──────── ENTRIES PROVIDED
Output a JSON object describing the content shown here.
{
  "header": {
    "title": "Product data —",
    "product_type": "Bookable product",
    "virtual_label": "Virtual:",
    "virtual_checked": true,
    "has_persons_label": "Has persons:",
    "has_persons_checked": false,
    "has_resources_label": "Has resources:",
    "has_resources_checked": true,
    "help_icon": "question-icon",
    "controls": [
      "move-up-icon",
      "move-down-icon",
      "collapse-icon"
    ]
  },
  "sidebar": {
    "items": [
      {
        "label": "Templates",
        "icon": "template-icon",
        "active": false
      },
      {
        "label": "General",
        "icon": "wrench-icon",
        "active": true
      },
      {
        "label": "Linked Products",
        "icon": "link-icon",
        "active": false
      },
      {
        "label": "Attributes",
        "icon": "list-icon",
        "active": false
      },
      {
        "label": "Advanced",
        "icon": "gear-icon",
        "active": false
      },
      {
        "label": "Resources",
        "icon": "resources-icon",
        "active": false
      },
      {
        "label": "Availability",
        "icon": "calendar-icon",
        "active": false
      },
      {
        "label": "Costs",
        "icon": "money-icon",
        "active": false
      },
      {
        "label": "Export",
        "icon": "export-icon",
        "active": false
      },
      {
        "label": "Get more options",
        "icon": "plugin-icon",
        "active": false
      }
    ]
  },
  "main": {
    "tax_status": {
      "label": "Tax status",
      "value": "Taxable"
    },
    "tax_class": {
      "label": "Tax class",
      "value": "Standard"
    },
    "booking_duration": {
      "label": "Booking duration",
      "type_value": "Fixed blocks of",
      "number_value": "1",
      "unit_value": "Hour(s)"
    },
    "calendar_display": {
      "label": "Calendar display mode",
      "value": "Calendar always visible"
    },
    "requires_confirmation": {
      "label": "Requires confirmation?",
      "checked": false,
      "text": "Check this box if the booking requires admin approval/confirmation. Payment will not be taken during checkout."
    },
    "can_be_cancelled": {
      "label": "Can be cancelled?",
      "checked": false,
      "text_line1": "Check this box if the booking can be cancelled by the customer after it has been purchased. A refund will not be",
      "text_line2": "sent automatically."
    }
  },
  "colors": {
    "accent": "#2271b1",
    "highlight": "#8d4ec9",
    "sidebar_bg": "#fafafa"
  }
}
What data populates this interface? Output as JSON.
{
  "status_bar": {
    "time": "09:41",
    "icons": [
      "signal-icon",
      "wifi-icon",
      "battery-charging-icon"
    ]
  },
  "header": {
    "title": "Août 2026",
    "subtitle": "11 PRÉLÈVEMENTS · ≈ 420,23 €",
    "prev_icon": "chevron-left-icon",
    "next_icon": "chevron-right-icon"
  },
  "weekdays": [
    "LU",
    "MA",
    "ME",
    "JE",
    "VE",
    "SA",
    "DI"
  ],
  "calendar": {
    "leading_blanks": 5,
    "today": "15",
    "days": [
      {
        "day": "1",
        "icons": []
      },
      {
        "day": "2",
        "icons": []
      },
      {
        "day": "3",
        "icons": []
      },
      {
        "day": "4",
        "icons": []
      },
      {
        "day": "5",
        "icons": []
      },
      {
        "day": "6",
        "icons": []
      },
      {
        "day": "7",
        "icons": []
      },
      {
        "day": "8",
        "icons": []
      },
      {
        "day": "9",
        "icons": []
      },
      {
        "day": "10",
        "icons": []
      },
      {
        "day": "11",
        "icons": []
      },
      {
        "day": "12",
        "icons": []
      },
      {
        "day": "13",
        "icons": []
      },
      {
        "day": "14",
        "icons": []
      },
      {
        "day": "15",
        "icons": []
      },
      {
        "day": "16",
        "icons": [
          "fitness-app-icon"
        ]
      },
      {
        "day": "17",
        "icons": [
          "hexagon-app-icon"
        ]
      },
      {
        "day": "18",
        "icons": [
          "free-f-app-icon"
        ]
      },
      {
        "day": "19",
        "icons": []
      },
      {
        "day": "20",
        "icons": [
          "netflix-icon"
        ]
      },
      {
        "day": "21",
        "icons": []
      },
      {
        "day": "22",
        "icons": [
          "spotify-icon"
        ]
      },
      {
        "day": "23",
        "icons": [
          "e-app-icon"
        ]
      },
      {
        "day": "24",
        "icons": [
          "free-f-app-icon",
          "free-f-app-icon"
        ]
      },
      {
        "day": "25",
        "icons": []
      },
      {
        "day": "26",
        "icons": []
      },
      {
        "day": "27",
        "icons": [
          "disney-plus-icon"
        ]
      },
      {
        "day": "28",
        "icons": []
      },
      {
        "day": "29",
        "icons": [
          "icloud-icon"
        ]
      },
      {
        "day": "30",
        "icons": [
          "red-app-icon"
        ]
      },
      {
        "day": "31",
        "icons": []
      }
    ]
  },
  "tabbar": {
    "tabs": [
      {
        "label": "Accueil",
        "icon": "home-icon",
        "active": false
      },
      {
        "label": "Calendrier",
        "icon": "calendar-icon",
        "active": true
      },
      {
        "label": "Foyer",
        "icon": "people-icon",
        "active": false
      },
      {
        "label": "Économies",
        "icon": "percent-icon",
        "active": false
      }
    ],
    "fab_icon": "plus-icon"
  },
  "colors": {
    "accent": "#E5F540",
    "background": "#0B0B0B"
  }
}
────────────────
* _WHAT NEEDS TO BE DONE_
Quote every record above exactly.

* _SOLUTION FOR THIS TASK_
Output a JSON object describing the content shown here.
{
  "header": {
    "title": "Product data —",
    "product_type": "Bookable product",
    "virtual_label": "Virtual:",
    "virtual_checked": true,
    "has_persons_label": "Has persons:",
    "has_persons_checked": false,
    "has_resources_label": "Has resources:",
    "has_resources_checked": true,
    "help_icon": "question-icon",
    "controls": [
      "move-up-icon",
      "move-down-icon",
      "collapse-icon"
    ]
  },
  "sidebar": {
    "items": [
      {
        "label": "Templates",
        "icon": "template-icon",
        "active": false
      },
      {
        "label": "General",
        "icon": "wrench-icon",
        "active": true
      },
      {
        "label": "Linked Products",
        "icon": "link-icon",
        "active": false
      },
      {
        "label": "Attributes",
        "icon": "list-icon",
        "active": false
      },
      {
        "label": "Advanced",
        "icon": "gear-icon",
        "active": false
      },
      {
        "label": "Resources",
        "icon": "resources-icon",
        "active": false
      },
      {
        "label": "Availability",
        "icon": "calendar-icon",
        "active": false
      },
      {
        "label": "Costs",
        "icon": "money-icon",
        "active": false
      },
      {
        "label": "Export",
        "icon": "export-icon",
        "active": false
      },
      {
        "label": "Get more options",
        "icon": "plugin-icon",
        "active": false
      }
    ]
  },
  "main": {
    "tax_status": {
      "label": "Tax status",
      "value": "Taxable"
    },
    "tax_class": {
      "label": "Tax class",
      "value": "Standard"
    },
    "booking_duration": {
      "label": "Booking duration",
      "type_value": "Fixed blocks of",
      "number_value": "1",
      "unit_value": "Hour(s)"
    },
    "calendar_display": {
      "label": "Calendar display mode",
      "value": "Calendar always visible"
    },
    "requires_confirmation": {
      "label": "Requires confirmation?",
      "checked": false,
      "text": "Check this box if the booking requires admin approval/confirmation. Payment will not be taken during checkout."
    },
    "can_be_cancelled": {
      "label": "Can be cancelled?",
      "checked": false,
      "text_line1": "Check this box if the booking can be cancelled by the customer after it has been purchased. A refund will not be",
      "text_line2": "sent automatically."
    }
  },
  "colors": {
    "accent": "#2271b1",
    "highlight": "#8d4ec9",
    "sidebar_bg": "#fafafa"
  }
}
What data populates this interface? Output as JSON.
{
  "status_bar": {
    "time": "09:41",
    "icons": [
      "signal-icon",
      "wifi-icon",
      "battery-charging-icon"
    ]
  },
  "header": {
    "title": "Août 2026",
    "subtitle": "11 PRÉLÈVEMENTS · ≈ 420,23 €",
    "prev_icon": "chevron-left-icon",
    "next_icon": "chevron-right-icon"
  },
  "weekdays": [
    "LU",
    "MA",
    "ME",
    "JE",
    "VE",
    "SA",
    "DI"
  ],
  "calendar": {
    "leading_blanks": 5,
    "today": "15",
    "days": [
      {
        "day": "1",
        "icons": []
      },
      {
        "day": "2",
        "icons": []
      },
      {
        "day": "3",
        "icons": []
      },
      {
        "day": "4",
        "icons": []
      },
      {
        "day": "5",
        "icons": []
      },
      {
        "day": "6",
        "icons": []
      },
      {
        "day": "7",
        "icons": []
      },
      {
        "day": "8",
        "icons": []
      },
      {
        "day": "9",
        "icons": []
      },
      {
        "day": "10",
        "icons": []
      },
      {
        "day": "11",
        "icons": []
      },
      {
        "day": "12",
        "icons": []
      },
      {
        "day": "13",
        "icons": []
      },
      {
        "day": "14",
        "icons": []
      },
      {
        "day": "15",
        "icons": []
      },
      {
        "day": "16",
        "icons": [
          "fitness-app-icon"
        ]
      },
      {
        "day": "17",
        "icons": [
          "hexagon-app-icon"
        ]
      },
      {
        "day": "18",
        "icons": [
          "free-f-app-icon"
        ]
      },
      {
        "day": "19",
        "icons": []
      },
      {
        "day": "20",
        "icons": [
          "netflix-icon"
        ]
      },
      {
        "day": "21",
        "icons": []
      },
      {
        "day": "22",
        "icons": [
          "spotify-icon"
        ]
      },
      {
        "day": "23",
        "icons": [
          "e-app-icon"
        ]
      },
      {
        "day": "24",
        "icons": [
          "free-f-app-icon",
          "free-f-app-icon"
        ]
      },
      {
        "day": "25",
        "icons": []
      },
      {
        "day": "26",
        "icons": []
      },
      {
        "day": "27",
        "icons": [
          "disney-plus-icon"
        ]
      },
      {
        "day": "28",
        "icons": []
      },
      {
        "day": "29",
        "icons": [
          "icloud-icon"
        ]
      },
      {
        "day": "30",
        "icons": [
          "red-app-icon"
        ]
      },
      {
        "day": "31",
        "icons": []
      }
    ]
  },
  "tabbar": {
    "tabs": [
      {
        "label": "Accueil",
        "icon": "home-icon",
        "active": false
      },
      {
        "label": "Calendrier",
        "icon": "calendar-icon",
        "active": true
      },
      {
        "label": "Foyer",
        "icon": "people-icon",
        "active": false
      },
      {
        "label": "Économies",
        "icon": "percent-icon",
        "active": false
      }
    ],
    "fab_icon": "plus-icon"
  },
  "colors": {
    "accent": "#E5F540",
    "background": "#0B0B0B"
  }
}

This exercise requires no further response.